Retype the records below word for word and omit any image.

[Page and application data records]
.....
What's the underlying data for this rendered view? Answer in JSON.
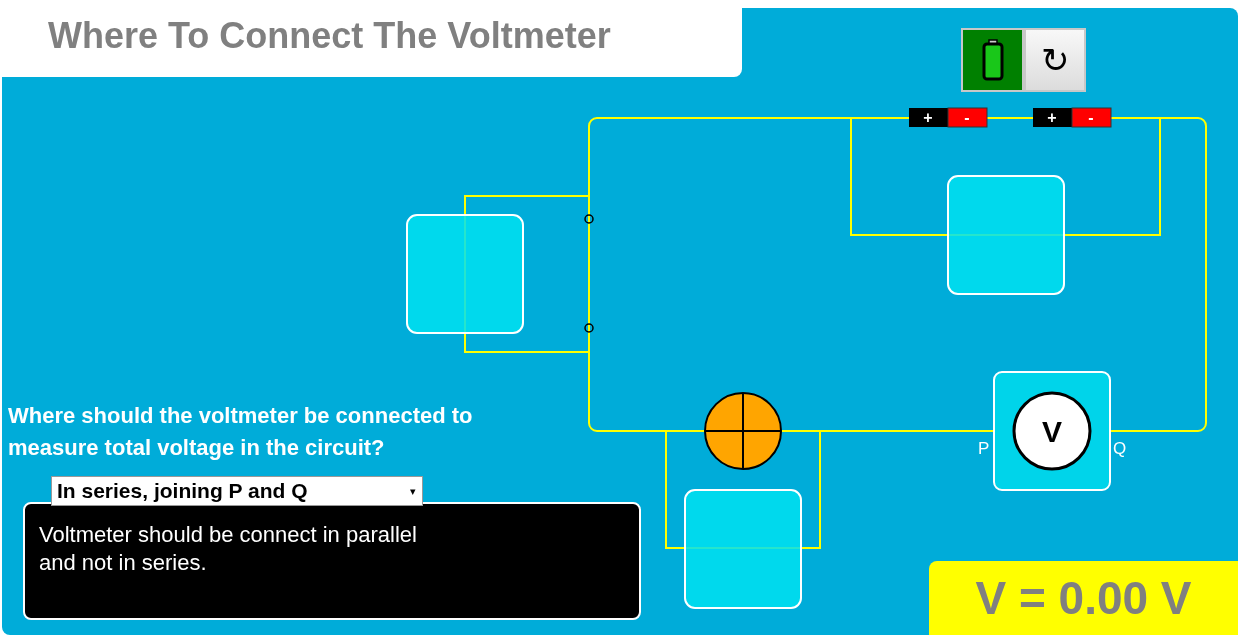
{
  "title": "Where To Connect The Voltmeter",
  "toolbar": {
    "power": {
      "on": true
    },
    "reset": {
      "label": "↻"
    }
  },
  "circuit": {
    "batteries": [
      {
        "positive": "+",
        "negative": "-"
      },
      {
        "positive": "+",
        "negative": "-"
      }
    ],
    "voltmeter": {
      "label": "V",
      "left_terminal": "P",
      "right_terminal": "Q"
    }
  },
  "question": "Where should the voltmeter be connected to measure total voltage in the circuit?",
  "answer_select": {
    "value": "In series, joining P and Q",
    "arrow": "▾"
  },
  "feedback": "Voltmeter should be connect in parallel and not in series.",
  "reading": "V = 0.00 V"
}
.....
EXERCISE RESULT>
What's the underlying data for this rendered view? Answer in JSON.
{
  "title": "Where To Connect The Voltmeter",
  "toolbar": {
    "power": {
      "on": true
    },
    "reset": {
      "label": "↻"
    }
  },
  "circuit": {
    "batteries": [
      {
        "positive": "+",
        "negative": "-"
      },
      {
        "positive": "+",
        "negative": "-"
      }
    ],
    "voltmeter": {
      "label": "V",
      "left_terminal": "P",
      "right_terminal": "Q"
    }
  },
  "question": "Where should the voltmeter be connected to measure total voltage in the circuit?",
  "answer_select": {
    "value": "In series, joining P and Q",
    "arrow": "▾"
  },
  "feedback": "Voltmeter should be connect in parallel and not in series.",
  "reading": "V = 0.00 V"
}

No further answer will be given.